What the task requires: Print the records below exactly as they appear.

Listed entries:
.....

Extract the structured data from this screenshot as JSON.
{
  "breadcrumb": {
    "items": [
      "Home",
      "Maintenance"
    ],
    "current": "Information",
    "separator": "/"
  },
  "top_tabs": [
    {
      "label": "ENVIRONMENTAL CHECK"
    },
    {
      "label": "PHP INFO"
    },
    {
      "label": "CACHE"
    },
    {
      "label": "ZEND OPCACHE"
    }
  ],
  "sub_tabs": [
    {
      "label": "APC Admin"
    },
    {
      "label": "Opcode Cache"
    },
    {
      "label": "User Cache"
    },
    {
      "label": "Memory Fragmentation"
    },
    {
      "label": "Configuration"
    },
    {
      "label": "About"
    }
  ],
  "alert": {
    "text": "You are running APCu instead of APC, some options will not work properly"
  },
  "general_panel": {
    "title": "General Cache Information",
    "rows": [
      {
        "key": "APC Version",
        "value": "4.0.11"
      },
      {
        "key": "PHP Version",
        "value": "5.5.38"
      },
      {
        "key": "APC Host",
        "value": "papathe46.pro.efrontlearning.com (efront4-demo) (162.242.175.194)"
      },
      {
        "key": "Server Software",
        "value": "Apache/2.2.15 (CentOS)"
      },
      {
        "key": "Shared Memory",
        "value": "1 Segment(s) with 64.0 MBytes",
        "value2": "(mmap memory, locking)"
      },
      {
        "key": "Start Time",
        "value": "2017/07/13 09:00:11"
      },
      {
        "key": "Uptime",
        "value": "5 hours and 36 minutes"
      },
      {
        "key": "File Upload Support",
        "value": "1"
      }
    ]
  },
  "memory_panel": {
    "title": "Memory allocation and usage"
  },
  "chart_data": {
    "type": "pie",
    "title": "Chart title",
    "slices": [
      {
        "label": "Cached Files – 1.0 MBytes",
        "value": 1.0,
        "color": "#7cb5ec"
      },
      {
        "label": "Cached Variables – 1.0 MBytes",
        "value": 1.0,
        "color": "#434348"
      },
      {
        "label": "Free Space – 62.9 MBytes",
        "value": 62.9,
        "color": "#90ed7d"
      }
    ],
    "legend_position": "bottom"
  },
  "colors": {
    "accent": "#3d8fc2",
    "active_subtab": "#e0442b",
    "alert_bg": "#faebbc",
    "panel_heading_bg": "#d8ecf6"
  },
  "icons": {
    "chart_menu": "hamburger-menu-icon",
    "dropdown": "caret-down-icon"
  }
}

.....

Completed task:
Extract the structured data from this screenshot as JSON.
{
  "breadcrumb": {
    "items": [
      "Home",
      "Maintenance"
    ],
    "current": "Information",
    "separator": "/"
  },
  "top_tabs": [
    {
      "label": "ENVIRONMENTAL CHECK"
    },
    {
      "label": "PHP INFO"
    },
    {
      "label": "CACHE"
    },
    {
      "label": "ZEND OPCACHE"
    }
  ],
  "sub_tabs": [
    {
      "label": "APC Admin"
    },
    {
      "label": "Opcode Cache"
    },
    {
      "label": "User Cache"
    },
    {
      "label": "Memory Fragmentation"
    },
    {
      "label": "Configuration"
    },
    {
      "label": "About"
    }
  ],
  "alert": {
    "text": "You are running APCu instead of APC, some options will not work properly"
  },
  "general_panel": {
    "title": "General Cache Information",
    "rows": [
      {
        "key": "APC Version",
        "value": "4.0.11"
      },
      {
        "key": "PHP Version",
        "value": "5.5.38"
      },
      {
        "key": "APC Host",
        "value": "papathe46.pro.efrontlearning.com (efront4-demo) (162.242.175.194)"
      },
      {
        "key": "Server Software",
        "value": "Apache/2.2.15 (CentOS)"
      },
      {
        "key": "Shared Memory",
        "value": "1 Segment(s) with 64.0 MBytes",
        "value2": "(mmap memory, locking)"
      },
      {
        "key": "Start Time",
        "value": "2017/07/13 09:00:11"
      },
      {
        "key": "Uptime",
        "value": "5 hours and 36 minutes"
      },
      {
        "key": "File Upload Support",
        "value": "1"
      }
    ]
  },
  "memory_panel": {
    "title": "Memory allocation and usage"
  },
  "chart_data": {
    "type": "pie",
    "title": "Chart title",
    "slices": [
      {
        "label": "Cached Files – 1.0 MBytes",
        "value": 1.0,
        "color": "#7cb5ec"
      },
      {
        "label": "Cached Variables – 1.0 MBytes",
        "value": 1.0,
        "color": "#434348"
      },
      {
        "label": "Free Space – 62.9 MBytes",
        "value": 62.9,
        "color": "#90ed7d"
      }
    ],
    "legend_position": "bottom"
  },
  "colors": {
    "accent": "#3d8fc2",
    "active_subtab": "#e0442b",
    "alert_bg": "#faebbc",
    "panel_heading_bg": "#d8ecf6"
  },
  "icons": {
    "chart_menu": "hamburger-menu-icon",
    "dropdown": "caret-down-icon"
  }
}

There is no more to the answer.